Teresa Speranza uses the self-serve checkout lanes at her neighborhood Smith's Food and Drug in North Las Vegas when she has only a few items.
"It's faster than waiting behind somebody," she said.
Speranza was one of dozens of shoppers speeding through the eight do-it-yourself check stands at the Smith's at 2255 E. Centennial Parkway. The store also has eight cashier-assisted lanes, which were equally busy on a Monday afternoon.
Some grocery store chains nationwide are bagging the do-it-yourself option in the name of customer service.
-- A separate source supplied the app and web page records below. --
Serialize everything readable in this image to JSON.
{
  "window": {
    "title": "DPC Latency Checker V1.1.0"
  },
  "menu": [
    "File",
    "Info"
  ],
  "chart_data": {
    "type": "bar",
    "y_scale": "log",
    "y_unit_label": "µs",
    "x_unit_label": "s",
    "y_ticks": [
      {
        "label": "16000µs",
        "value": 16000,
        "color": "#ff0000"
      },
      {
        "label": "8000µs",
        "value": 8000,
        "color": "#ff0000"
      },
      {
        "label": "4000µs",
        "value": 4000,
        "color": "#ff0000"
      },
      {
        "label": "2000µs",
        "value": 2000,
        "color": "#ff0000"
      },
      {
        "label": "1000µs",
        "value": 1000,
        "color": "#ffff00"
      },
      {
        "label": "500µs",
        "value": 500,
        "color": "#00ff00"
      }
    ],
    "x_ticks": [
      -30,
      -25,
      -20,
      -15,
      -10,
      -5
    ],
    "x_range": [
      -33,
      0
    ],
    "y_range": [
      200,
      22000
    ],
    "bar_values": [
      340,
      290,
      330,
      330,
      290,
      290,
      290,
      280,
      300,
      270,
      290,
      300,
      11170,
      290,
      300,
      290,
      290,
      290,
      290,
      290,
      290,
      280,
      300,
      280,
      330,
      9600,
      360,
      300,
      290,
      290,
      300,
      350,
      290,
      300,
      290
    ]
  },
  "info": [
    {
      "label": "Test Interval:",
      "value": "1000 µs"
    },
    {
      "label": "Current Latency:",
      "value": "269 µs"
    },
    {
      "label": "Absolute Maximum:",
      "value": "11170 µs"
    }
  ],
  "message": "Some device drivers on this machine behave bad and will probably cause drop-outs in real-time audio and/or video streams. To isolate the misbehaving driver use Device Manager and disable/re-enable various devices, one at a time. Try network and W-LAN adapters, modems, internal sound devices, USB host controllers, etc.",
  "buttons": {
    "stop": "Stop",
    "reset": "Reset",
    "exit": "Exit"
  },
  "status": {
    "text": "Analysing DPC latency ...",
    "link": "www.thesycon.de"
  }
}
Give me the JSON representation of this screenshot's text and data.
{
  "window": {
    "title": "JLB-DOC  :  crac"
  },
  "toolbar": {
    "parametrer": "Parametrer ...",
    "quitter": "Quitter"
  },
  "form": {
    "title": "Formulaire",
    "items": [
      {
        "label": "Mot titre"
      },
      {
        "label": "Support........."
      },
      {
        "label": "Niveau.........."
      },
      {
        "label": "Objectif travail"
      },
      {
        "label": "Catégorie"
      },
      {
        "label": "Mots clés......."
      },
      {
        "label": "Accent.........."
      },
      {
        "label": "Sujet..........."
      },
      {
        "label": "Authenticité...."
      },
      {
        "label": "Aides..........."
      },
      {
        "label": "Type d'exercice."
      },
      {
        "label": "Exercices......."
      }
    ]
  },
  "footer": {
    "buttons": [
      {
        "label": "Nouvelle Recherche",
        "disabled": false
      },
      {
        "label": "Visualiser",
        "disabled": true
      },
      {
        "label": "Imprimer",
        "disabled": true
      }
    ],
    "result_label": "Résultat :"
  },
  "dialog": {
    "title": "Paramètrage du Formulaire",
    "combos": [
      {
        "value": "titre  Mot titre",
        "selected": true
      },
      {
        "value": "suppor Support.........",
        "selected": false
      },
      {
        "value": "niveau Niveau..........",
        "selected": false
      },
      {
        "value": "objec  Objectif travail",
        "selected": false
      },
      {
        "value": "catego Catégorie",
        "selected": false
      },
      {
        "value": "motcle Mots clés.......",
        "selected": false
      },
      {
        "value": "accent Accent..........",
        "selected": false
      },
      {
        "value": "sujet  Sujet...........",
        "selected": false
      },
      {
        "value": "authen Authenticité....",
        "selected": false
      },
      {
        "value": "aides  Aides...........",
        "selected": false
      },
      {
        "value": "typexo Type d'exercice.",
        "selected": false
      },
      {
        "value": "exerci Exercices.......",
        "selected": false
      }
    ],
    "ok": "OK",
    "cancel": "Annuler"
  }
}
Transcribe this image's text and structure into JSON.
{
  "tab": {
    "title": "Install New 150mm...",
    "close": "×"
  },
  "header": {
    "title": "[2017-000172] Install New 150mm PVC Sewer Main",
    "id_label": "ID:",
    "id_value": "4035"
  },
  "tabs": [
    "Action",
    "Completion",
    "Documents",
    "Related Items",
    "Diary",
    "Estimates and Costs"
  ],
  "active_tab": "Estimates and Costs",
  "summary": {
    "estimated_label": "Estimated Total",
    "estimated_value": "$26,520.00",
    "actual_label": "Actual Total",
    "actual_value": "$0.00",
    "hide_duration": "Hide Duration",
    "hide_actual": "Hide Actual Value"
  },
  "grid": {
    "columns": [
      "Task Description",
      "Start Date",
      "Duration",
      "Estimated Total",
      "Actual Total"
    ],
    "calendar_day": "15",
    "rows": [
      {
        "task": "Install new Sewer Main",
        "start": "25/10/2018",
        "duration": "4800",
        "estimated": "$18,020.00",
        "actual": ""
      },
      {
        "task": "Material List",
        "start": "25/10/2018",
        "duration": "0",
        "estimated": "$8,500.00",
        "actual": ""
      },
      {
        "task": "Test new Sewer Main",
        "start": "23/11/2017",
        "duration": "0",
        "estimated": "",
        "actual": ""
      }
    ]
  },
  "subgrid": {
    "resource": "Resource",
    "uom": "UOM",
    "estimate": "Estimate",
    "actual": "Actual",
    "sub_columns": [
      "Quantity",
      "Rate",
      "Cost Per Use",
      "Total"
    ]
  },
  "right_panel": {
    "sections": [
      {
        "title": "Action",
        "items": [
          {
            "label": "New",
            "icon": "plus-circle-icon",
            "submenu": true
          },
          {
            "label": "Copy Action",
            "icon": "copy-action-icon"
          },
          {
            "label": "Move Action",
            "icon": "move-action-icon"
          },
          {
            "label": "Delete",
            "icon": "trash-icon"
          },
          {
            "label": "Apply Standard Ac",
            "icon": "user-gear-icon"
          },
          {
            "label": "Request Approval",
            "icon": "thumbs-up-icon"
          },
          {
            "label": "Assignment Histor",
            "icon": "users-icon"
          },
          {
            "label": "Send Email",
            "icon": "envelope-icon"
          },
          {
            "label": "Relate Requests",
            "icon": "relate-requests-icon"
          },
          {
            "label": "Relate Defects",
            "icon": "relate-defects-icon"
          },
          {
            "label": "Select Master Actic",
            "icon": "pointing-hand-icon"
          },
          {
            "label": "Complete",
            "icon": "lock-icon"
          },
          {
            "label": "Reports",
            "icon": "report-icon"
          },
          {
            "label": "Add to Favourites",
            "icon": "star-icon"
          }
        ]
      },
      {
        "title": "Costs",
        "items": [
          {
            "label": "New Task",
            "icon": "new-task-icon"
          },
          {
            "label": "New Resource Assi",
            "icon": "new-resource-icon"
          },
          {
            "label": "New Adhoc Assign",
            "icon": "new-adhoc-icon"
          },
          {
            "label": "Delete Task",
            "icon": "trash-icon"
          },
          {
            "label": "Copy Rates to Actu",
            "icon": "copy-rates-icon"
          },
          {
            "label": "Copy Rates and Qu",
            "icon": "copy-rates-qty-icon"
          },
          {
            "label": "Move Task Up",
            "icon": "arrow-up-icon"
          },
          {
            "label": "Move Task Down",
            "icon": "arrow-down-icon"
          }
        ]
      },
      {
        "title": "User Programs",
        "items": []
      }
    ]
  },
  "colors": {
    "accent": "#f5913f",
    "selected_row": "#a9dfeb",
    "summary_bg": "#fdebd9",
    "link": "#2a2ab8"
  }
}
Big Y Foods, which has 61 locations in Connecticut and Massachusetts, recently became one of the latest to announce it was phasing out the self-serve lanes. Some other regional chains and major players, including some Albertsons locations, have reduced their unstaffed lanes and added more clerks at traditional registers.
Self-serve lanes will remain a staple at grocery stores in Southern Nevada, however. All 34 Las Vegas-area Albertsons stores are owned by SuperValu Inc., which has no plans to eliminate the service, company representative Lilia Rodriguez said. Albertsons LLC, which announced earlier this year that it planned to reduce its self-serve lanes by one-third, is an unrelated company.
Nor is Smith's planning to scrap self-serve at its 35 stores in Southern Nevada.
Smith's spokeswoman Marsha Gilford said the company's research shows that customers like having options.
"Customers very much like the choice of self-checkout. Sometimes it's because they like to use the technology or they like to control how the items get put in the bag," Gilford said.
Some customers say it's faster to use the self-serve scanners for quick runs.
Cameron Ely, another customer on Monday at the North Las Vegas Smith's , said he likes to grab his items and leave, especially when he has his two children in tow. Ely said his wife never uses the self-serve lane, but when he does the shopping (rarely, he admits), Ely prefers the do-it-yourself method.
"I'm more of a five, seven (item) kind of guy," he said.
Fresh & Easy Neighborhood Markets is also committed to self-serve checkout at its 21 Southern Nevada locations. The company relies on "advanced checkout technology" that allows all of its customers to check out entirely without cashier assistance, Fresh & Easy spokesman Brendan Wonnacott said, and is sticking with its business model.
Wonnacott said customer feedback is positive.
"It speeds up their checkout experience (and) gives them the choice of how much help they need," Wonnacott said in an email.
Supermarket chains started introducing self-serve lanes about 10 years ago, touting them as an easy way for shoppers to scan bar codes, pay, bag their bounty and be on their way. Retailers also anticipated a labor savings, potentially reducing the number of cashier shifts.
The reality, though, was mixed. Some shoppers were quick converts; others outright hated the idea.
Market studies cited by the Arlington, Va.-based Food Marketing Institute found only 16 percent of supermarket transactions nationwide in 2010 were at self-checkout lanes in stores that provided the option. That is down from a high of 22 percent three years ago.
Overall, people reported being much more satisfied by human interaction.
Phil Lempert, a Santa Monica, Calif.-based food industry analyst, said that supermarkets have other reasons to get rid of the self-serve lanes. They will need to replace their checkout computers to read newly emerging types of bar codes, so there's little business sense in keeping self-serve machines if they're not well-used. Over time, he said, the growing use of smartphones to read bar codes probably will change everything.
Gilford said Smith's shoppers, particularly younger ones, are comfortable with technology and the grocery chain plans to keep evolving.
"People may be surprised to know how computerized all of our business is in the grocery store business," Gilford said. "Even our heating and air conditioning systems can be controlled by a laptop here in the office."
But not all supermarket shoppers share that mentality, and whether they embrace or reject the self-serve option may come down to demographics -- such as whether they're in a tech-savvy region -- and other factors that the supermarkets cannot control.
"I think some of the stores are just deciding that, on the balance, it's a negative. Other stores, because they have a different composition of shoppers, are deciding to keep it," John Stanton, a professor of food marketing at St. Joseph's University in Philadelphia, said of the self-serve option.
"I don't think this is as much a referendum on the technology as much as it is a match between the technology and the customer base," he said.
The Associated Press contributed to this report. Contact reporter Caitlin McGarry at cmcgarry@lvbusinesspress. com or 702-387-5273.